Test results demonstrate that DPFs reduced PM to at least 98% below the current standard, and SCRs reduced NOx emissions to 50-90% below the current standard (see table below). SCR adoption by 25 – 75 hp engines and DPF adoption by < 25 hp engines could reduce total statewide off-road emissions of NOX by 8.8 – 13.6% and PM by 2.1%, with over half of these benefits occurring in the San Joaquin Valley and the South Coast Air Basin. The cost-effectiveness of the demonstrated controls was estimated to be $0.36 to 0.59/lb NOX and $19.10/lb PM, which compares very favorably to other rulemakings adopted by CARB.
|AT System||TRU||Ride Mower||Mini-Excavator||Skid Steer|
|Engine OEM||Yanmar||John Deere||Kubota||Doosan|
|AT OEM||Proventia||BASF/Continental||DCL||Johnson Matthey/Tennaco|
|Base (no AT) emissions||PM = 0.15||NOx = 4.6||PM = 0.15||NOx = 4.0|
|Emissions with new AT||PM = 0.03||NOx = 1.8||PM = 0.003||NOx = 1.3|
|Emissions with AT after 1000-hr||PM = 0.02||NOx = 1.4||PM = 0.002||NOx = 1.2|
- “Evaluation of Advanced PM and/or NOx Aftertreatment for Small Off-Road Diesel Engines (SORDE).” Thomas D. Durbin, Jiacheng Yang, Y. Jiang, K.C. Johnson, G. Karavalakis, J.W. Miller, D.R. Cocker III, C. Ruehl, S. Collier, R. Haste, N. Richards, J. Collins, & S. Yoon. CRC 28th Real-world Emissions Workshop, poster, 2018.
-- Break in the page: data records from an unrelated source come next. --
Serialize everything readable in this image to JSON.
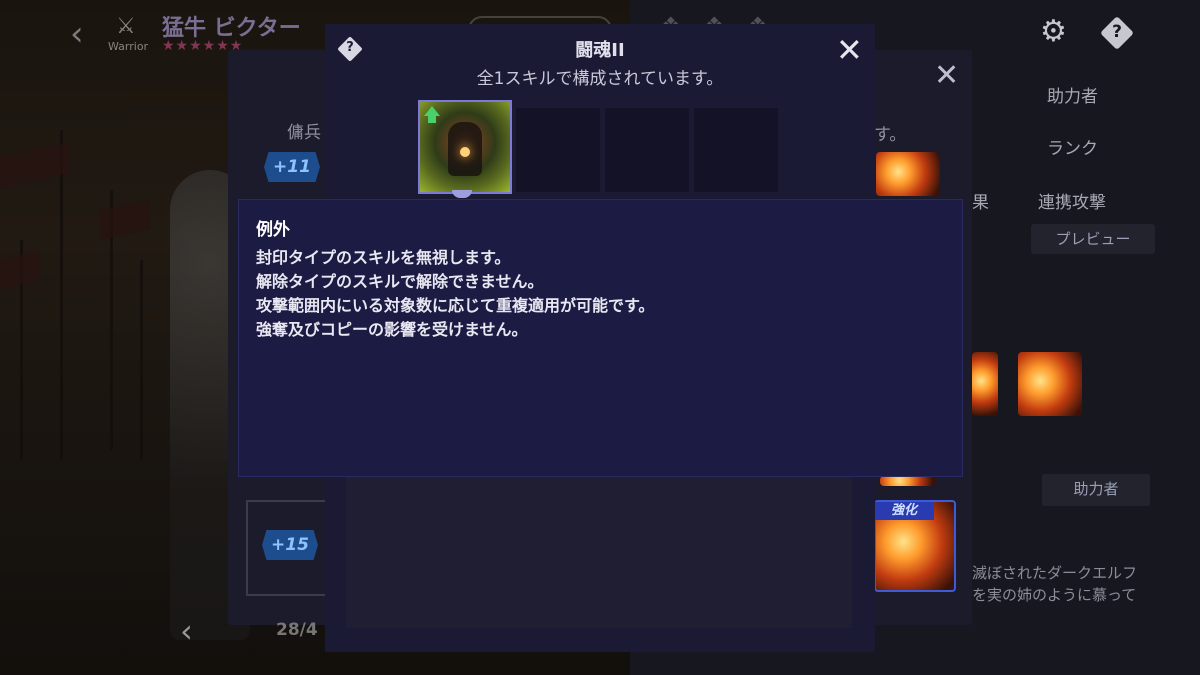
{
  "hero": {
    "class_label": "Warrior",
    "class_icon": "sword-icon",
    "name": "猛牛 ビクター",
    "stars": "★★★★★★"
  },
  "top_right": {
    "gear_icon": "gear-sort-icon",
    "help_icon": "help-diamond-icon",
    "help_symbol": "?"
  },
  "right_menu": {
    "helper": "助力者",
    "rank": "ランク",
    "effect_fragment": "果",
    "chain_attack": "連携攻撃",
    "preview_button": "プレビュー",
    "helper_button": "助力者",
    "desc_line1": "滅ぼされたダークエルフ",
    "desc_line2": "を実の姉のように慕って"
  },
  "mid_panel": {
    "heading_fragment": "傭兵",
    "suffix_fragment": "す。",
    "badge_top": "+11",
    "badge_bottom": "+15",
    "enhance_tag": "強化",
    "level_fragment": "28/4",
    "close_symbol": "✕"
  },
  "modal": {
    "help_symbol": "?",
    "title": "闘魂II",
    "subtitle": "全1スキルで構成されています。",
    "close_symbol": "✕"
  },
  "tooltip": {
    "heading": "例外",
    "lines": [
      "封印タイプのスキルを無視します。",
      "解除タイプのスキルで解除できません。",
      "攻撃範囲内にいる対象数に応じて重複適用が可能です。",
      "強奪及びコピーの影響を受けません。"
    ]
  },
  "colors": {
    "modal_bg": "#1b1a35",
    "tooltip_bg": "#1c1b43",
    "skill_border": "#7c7ad6",
    "badge_blue": "#1d4d8c",
    "star_pink": "#ff5fa8"
  }
}
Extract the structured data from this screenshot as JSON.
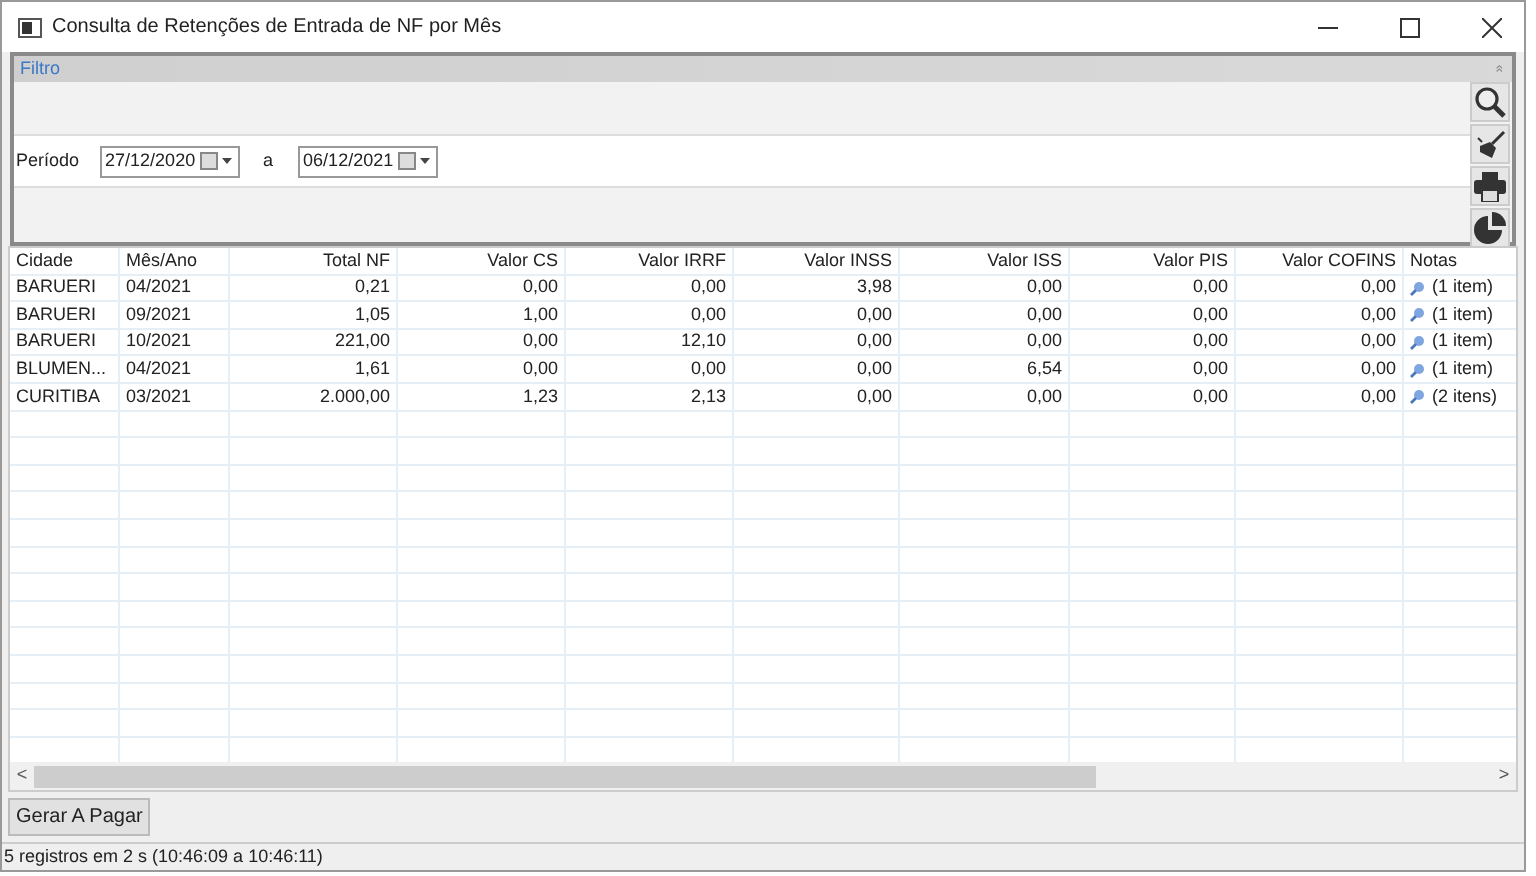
{
  "window": {
    "title": "Consulta de Retenções de Entrada de NF por Mês"
  },
  "filter": {
    "title": "Filtro",
    "collapse_glyph": "»",
    "period_label": "Período",
    "date_from": "27/12/2020",
    "separator": "a",
    "date_to": "06/12/2021"
  },
  "table": {
    "columns": [
      "Cidade",
      "Mês/Ano",
      "Total NF",
      "Valor CS",
      "Valor IRRF",
      "Valor INSS",
      "Valor ISS",
      "Valor PIS",
      "Valor COFINS",
      "Notas"
    ],
    "rows": [
      [
        "BARUERI",
        "04/2021",
        "0,21",
        "0,00",
        "0,00",
        "3,98",
        "0,00",
        "0,00",
        "0,00",
        "(1 item)"
      ],
      [
        "BARUERI",
        "09/2021",
        "1,05",
        "1,00",
        "0,00",
        "0,00",
        "0,00",
        "0,00",
        "0,00",
        "(1 item)"
      ],
      [
        "BARUERI",
        "10/2021",
        "221,00",
        "0,00",
        "12,10",
        "0,00",
        "0,00",
        "0,00",
        "0,00",
        "(1 item)"
      ],
      [
        "BLUMEN...",
        "04/2021",
        "1,61",
        "0,00",
        "0,00",
        "0,00",
        "6,54",
        "0,00",
        "0,00",
        "(1 item)"
      ],
      [
        "CURITIBA",
        "03/2021",
        "2.000,00",
        "1,23",
        "2,13",
        "0,00",
        "0,00",
        "0,00",
        "0,00",
        "(2 itens)"
      ]
    ]
  },
  "scroll_left": "<",
  "scroll_right": ">",
  "button": "Gerar A Pagar",
  "status_bar": "5 registros em 2 s (10:46:09 a 10:46:11)"
}
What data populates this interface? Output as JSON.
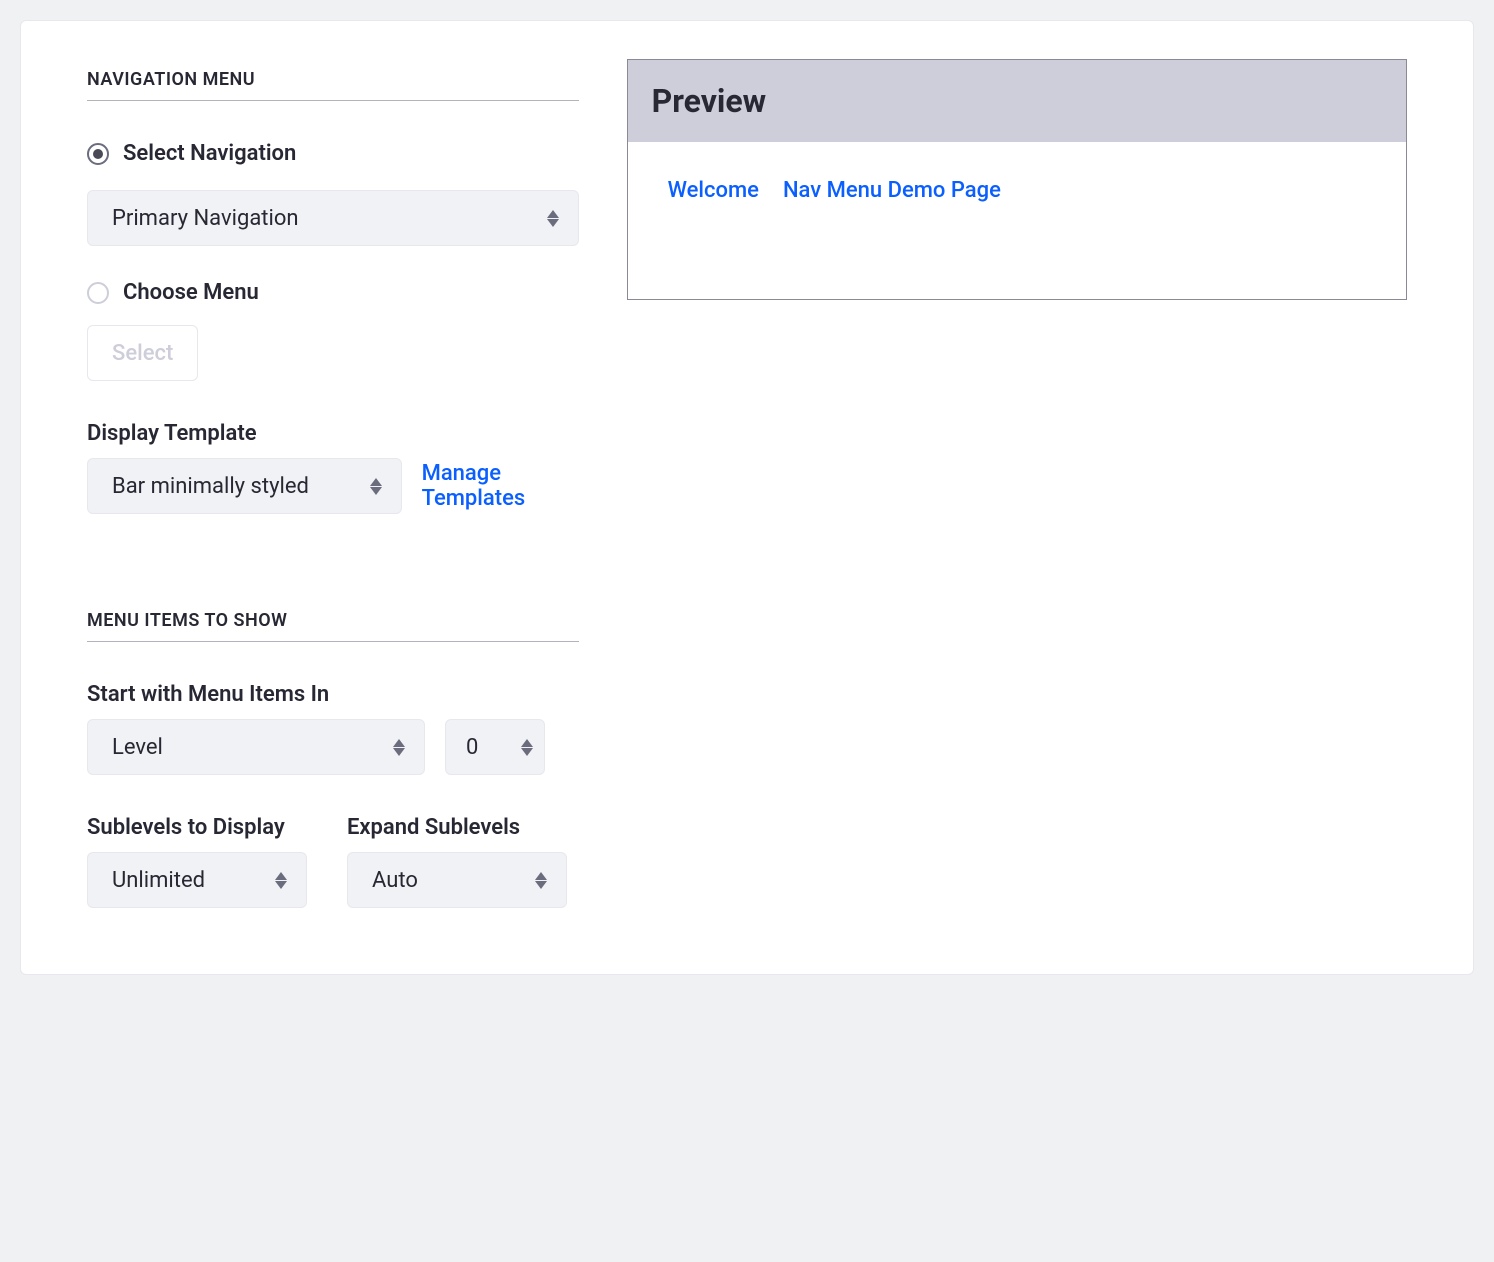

- “Evaluation of Advanced PM and/or NOx Aftertreatment for Small Off-Road Diesel Engines (SORDE).” Thomas D. Durbin, Jiacheng Yang, Y. Jiang, K.C. Johnson, G. Karavalakis, J.W. Miller, D.R. Cocker III, C. Ruehl, S. Collier, R. Haste, N. Richards, J. Collins, & S. Yoon. CRC 29th Real-world Emissions Workshop, poster, 2019.